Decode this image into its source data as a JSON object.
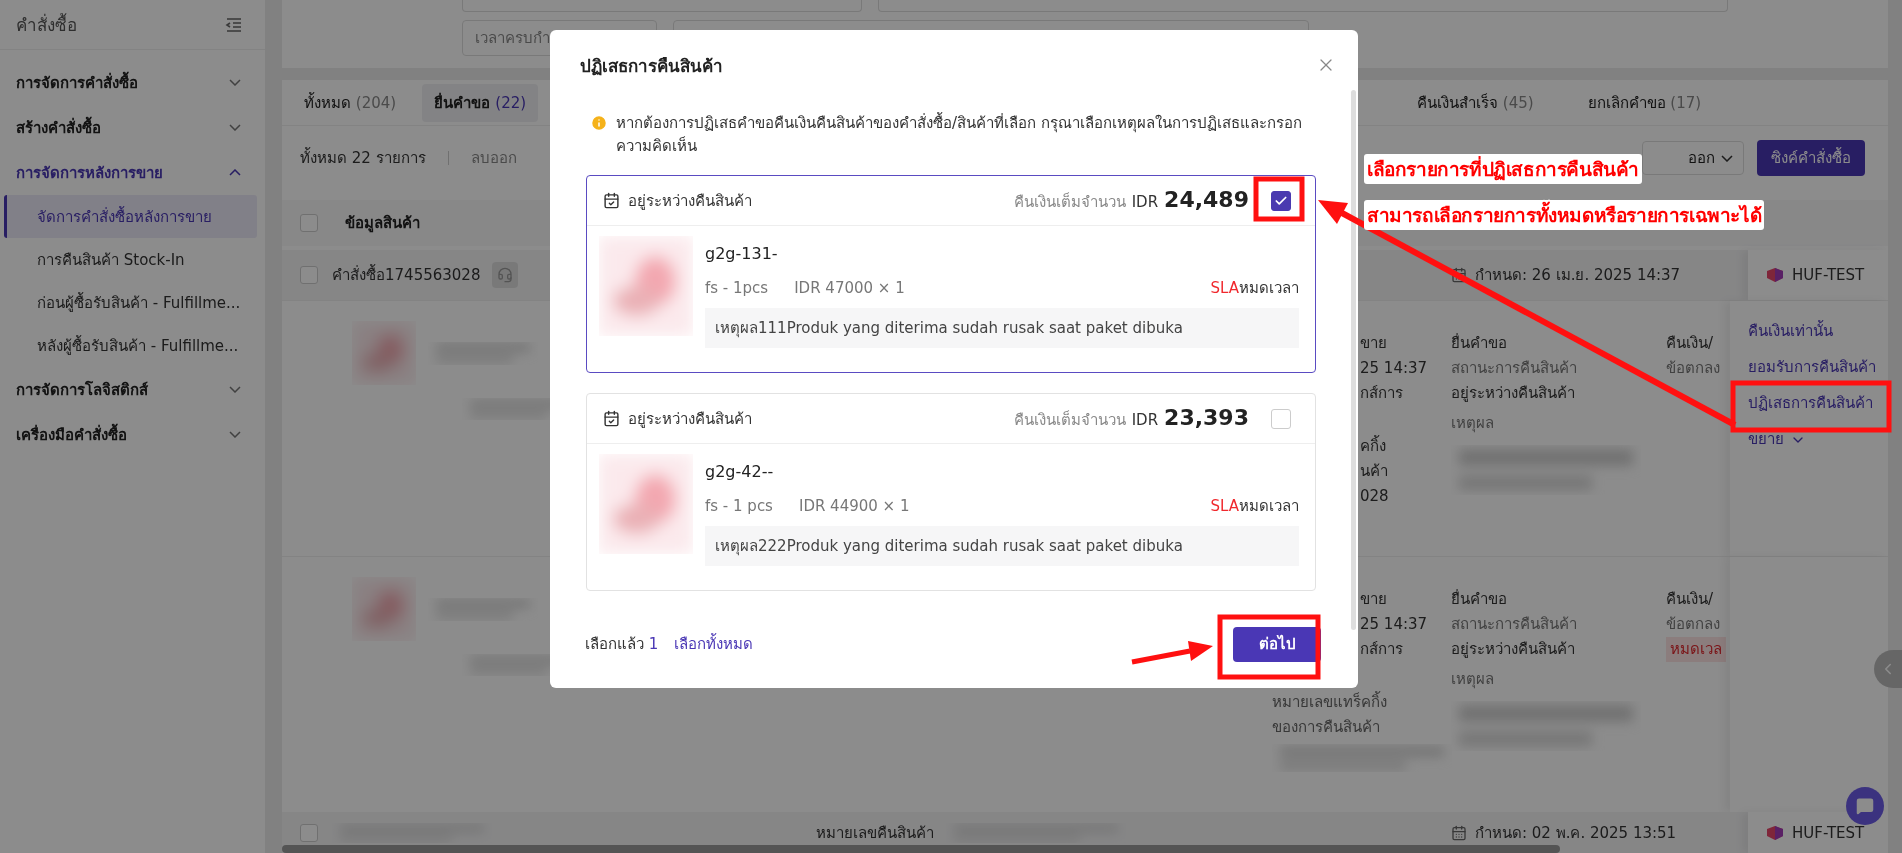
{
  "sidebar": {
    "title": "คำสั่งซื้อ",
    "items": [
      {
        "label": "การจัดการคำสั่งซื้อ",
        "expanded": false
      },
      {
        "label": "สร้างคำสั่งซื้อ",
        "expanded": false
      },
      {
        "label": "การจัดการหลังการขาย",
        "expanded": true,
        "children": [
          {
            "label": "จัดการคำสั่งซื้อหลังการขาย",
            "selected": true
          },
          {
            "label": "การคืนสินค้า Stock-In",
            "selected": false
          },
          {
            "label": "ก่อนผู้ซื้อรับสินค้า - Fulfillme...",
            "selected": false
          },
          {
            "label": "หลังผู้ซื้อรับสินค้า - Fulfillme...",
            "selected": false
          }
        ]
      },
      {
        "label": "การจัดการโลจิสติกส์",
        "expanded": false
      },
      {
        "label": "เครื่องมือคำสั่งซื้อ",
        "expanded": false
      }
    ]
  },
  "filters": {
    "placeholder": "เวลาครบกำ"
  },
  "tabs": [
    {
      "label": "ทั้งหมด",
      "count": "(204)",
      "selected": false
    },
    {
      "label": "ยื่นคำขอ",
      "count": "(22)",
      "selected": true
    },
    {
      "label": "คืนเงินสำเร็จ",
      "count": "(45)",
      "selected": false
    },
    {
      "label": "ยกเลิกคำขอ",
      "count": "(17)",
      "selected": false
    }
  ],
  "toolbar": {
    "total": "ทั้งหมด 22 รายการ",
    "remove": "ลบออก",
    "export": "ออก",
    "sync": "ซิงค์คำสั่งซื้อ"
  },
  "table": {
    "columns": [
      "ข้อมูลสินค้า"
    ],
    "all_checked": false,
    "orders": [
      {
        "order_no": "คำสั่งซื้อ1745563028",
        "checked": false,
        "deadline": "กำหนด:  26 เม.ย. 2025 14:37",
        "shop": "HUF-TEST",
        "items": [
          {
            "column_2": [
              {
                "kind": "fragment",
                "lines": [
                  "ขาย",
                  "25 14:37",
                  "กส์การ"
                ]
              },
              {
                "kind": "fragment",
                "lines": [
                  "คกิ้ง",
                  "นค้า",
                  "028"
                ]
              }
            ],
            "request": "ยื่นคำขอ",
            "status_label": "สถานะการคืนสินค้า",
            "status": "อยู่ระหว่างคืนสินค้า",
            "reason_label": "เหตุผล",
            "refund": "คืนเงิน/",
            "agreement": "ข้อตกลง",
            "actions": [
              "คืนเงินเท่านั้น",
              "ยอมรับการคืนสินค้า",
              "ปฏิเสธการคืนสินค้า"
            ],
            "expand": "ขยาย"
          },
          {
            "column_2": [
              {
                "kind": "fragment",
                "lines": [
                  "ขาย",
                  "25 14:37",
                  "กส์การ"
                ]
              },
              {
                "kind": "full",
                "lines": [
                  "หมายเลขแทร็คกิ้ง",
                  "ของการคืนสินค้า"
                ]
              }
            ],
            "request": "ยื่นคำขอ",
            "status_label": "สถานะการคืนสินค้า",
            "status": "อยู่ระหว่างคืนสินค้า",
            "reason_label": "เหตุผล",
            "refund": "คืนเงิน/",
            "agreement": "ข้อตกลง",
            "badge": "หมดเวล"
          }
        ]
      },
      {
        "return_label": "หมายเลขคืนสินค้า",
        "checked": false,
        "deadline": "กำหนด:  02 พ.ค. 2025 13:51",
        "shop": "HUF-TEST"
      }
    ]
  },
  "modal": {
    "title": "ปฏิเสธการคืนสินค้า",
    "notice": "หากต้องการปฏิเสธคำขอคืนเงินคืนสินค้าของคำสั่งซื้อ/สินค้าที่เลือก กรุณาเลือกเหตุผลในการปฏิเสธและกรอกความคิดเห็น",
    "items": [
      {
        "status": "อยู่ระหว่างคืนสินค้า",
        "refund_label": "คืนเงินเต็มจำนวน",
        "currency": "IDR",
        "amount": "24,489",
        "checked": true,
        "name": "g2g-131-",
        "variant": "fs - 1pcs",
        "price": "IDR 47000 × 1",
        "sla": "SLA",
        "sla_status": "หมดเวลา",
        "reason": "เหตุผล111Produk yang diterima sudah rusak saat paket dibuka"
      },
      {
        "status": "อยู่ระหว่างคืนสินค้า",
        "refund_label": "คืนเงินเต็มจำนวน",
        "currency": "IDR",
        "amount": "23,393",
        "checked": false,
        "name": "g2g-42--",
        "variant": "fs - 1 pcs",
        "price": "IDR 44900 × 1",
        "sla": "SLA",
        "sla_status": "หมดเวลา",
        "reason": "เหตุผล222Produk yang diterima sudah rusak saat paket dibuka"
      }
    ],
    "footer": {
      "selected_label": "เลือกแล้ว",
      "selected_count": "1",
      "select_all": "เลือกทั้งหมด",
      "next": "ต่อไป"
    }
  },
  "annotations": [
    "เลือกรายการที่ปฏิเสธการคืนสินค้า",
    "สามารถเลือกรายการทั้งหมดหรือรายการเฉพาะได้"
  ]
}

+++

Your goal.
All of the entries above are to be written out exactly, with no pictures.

Expected answer.
Decode this image into its source data as a JSON object.
{
  "sidebar": {
    "title": "คำสั่งซื้อ",
    "items": [
      {
        "label": "การจัดการคำสั่งซื้อ",
        "expanded": false
      },
      {
        "label": "สร้างคำสั่งซื้อ",
        "expanded": false
      },
      {
        "label": "การจัดการหลังการขาย",
        "expanded": true,
        "children": [
          {
            "label": "จัดการคำสั่งซื้อหลังการขาย",
            "selected": true
          },
          {
            "label": "การคืนสินค้า Stock-In",
            "selected": false
          },
          {
            "label": "ก่อนผู้ซื้อรับสินค้า - Fulfillme...",
            "selected": false
          },
          {
            "label": "หลังผู้ซื้อรับสินค้า - Fulfillme...",
            "selected": false
          }
        ]
      },
      {
        "label": "การจัดการโลจิสติกส์",
        "expanded": false
      },
      {
        "label": "เครื่องมือคำสั่งซื้อ",
        "expanded": false
      }
    ]
  },
  "filters": {
    "placeholder": "เวลาครบกำ"
  },
  "tabs": [
    {
      "label": "ทั้งหมด",
      "count": "(204)",
      "selected": false
    },
    {
      "label": "ยื่นคำขอ",
      "count": "(22)",
      "selected": true
    },
    {
      "label": "คืนเงินสำเร็จ",
      "count": "(45)",
      "selected": false
    },
    {
      "label": "ยกเลิกคำขอ",
      "count": "(17)",
      "selected": false
    }
  ],
  "toolbar": {
    "total": "ทั้งหมด 22 รายการ",
    "remove": "ลบออก",
    "export": "ออก",
    "sync": "ซิงค์คำสั่งซื้อ"
  },
  "table": {
    "columns": [
      "ข้อมูลสินค้า"
    ],
    "all_checked": false,
    "orders": [
      {
        "order_no": "คำสั่งซื้อ1745563028",
        "checked": false,
        "deadline": "กำหนด:  26 เม.ย. 2025 14:37",
        "shop": "HUF-TEST",
        "items": [
          {
            "column_2": [
              {
                "kind": "fragment",
                "lines": [
                  "ขาย",
                  "25 14:37",
                  "กส์การ"
                ]
              },
              {
                "kind": "fragment",
                "lines": [
                  "คกิ้ง",
                  "นค้า",
                  "028"
                ]
              }
            ],
            "request": "ยื่นคำขอ",
            "status_label": "สถานะการคืนสินค้า",
            "status": "อยู่ระหว่างคืนสินค้า",
            "reason_label": "เหตุผล",
            "refund": "คืนเงิน/",
            "agreement": "ข้อตกลง",
            "actions": [
              "คืนเงินเท่านั้น",
              "ยอมรับการคืนสินค้า",
              "ปฏิเสธการคืนสินค้า"
            ],
            "expand": "ขยาย"
          },
          {
            "column_2": [
              {
                "kind": "fragment",
                "lines": [
                  "ขาย",
                  "25 14:37",
                  "กส์การ"
                ]
              },
              {
                "kind": "full",
                "lines": [
                  "หมายเลขแทร็คกิ้ง",
                  "ของการคืนสินค้า"
                ]
              }
            ],
            "request": "ยื่นคำขอ",
            "status_label": "สถานะการคืนสินค้า",
            "status": "อยู่ระหว่างคืนสินค้า",
            "reason_label": "เหตุผล",
            "refund": "คืนเงิน/",
            "agreement": "ข้อตกลง",
            "badge": "หมดเวล"
          }
        ]
      },
      {
        "return_label": "หมายเลขคืนสินค้า",
        "checked": false,
        "deadline": "กำหนด:  02 พ.ค. 2025 13:51",
        "shop": "HUF-TEST"
      }
    ]
  },
  "modal": {
    "title": "ปฏิเสธการคืนสินค้า",
    "notice": "หากต้องการปฏิเสธคำขอคืนเงินคืนสินค้าของคำสั่งซื้อ/สินค้าที่เลือก กรุณาเลือกเหตุผลในการปฏิเสธและกรอกความคิดเห็น",
    "items": [
      {
        "status": "อยู่ระหว่างคืนสินค้า",
        "refund_label": "คืนเงินเต็มจำนวน",
        "currency": "IDR",
        "amount": "24,489",
        "checked": true,
        "name": "g2g-131-",
        "variant": "fs - 1pcs",
        "price": "IDR 47000 × 1",
        "sla": "SLA",
        "sla_status": "หมดเวลา",
        "reason": "เหตุผล111Produk yang diterima sudah rusak saat paket dibuka"
      },
      {
        "status": "อยู่ระหว่างคืนสินค้า",
        "refund_label": "คืนเงินเต็มจำนวน",
        "currency": "IDR",
        "amount": "23,393",
        "checked": false,
        "name": "g2g-42--",
        "variant": "fs - 1 pcs",
        "price": "IDR 44900 × 1",
        "sla": "SLA",
        "sla_status": "หมดเวลา",
        "reason": "เหตุผล222Produk yang diterima sudah rusak saat paket dibuka"
      }
    ],
    "footer": {
      "selected_label": "เลือกแล้ว",
      "selected_count": "1",
      "select_all": "เลือกทั้งหมด",
      "next": "ต่อไป"
    }
  },
  "annotations": [
    "เลือกรายการที่ปฏิเสธการคืนสินค้า",
    "สามารถเลือกรายการทั้งหมดหรือรายการเฉพาะได้"
  ]
}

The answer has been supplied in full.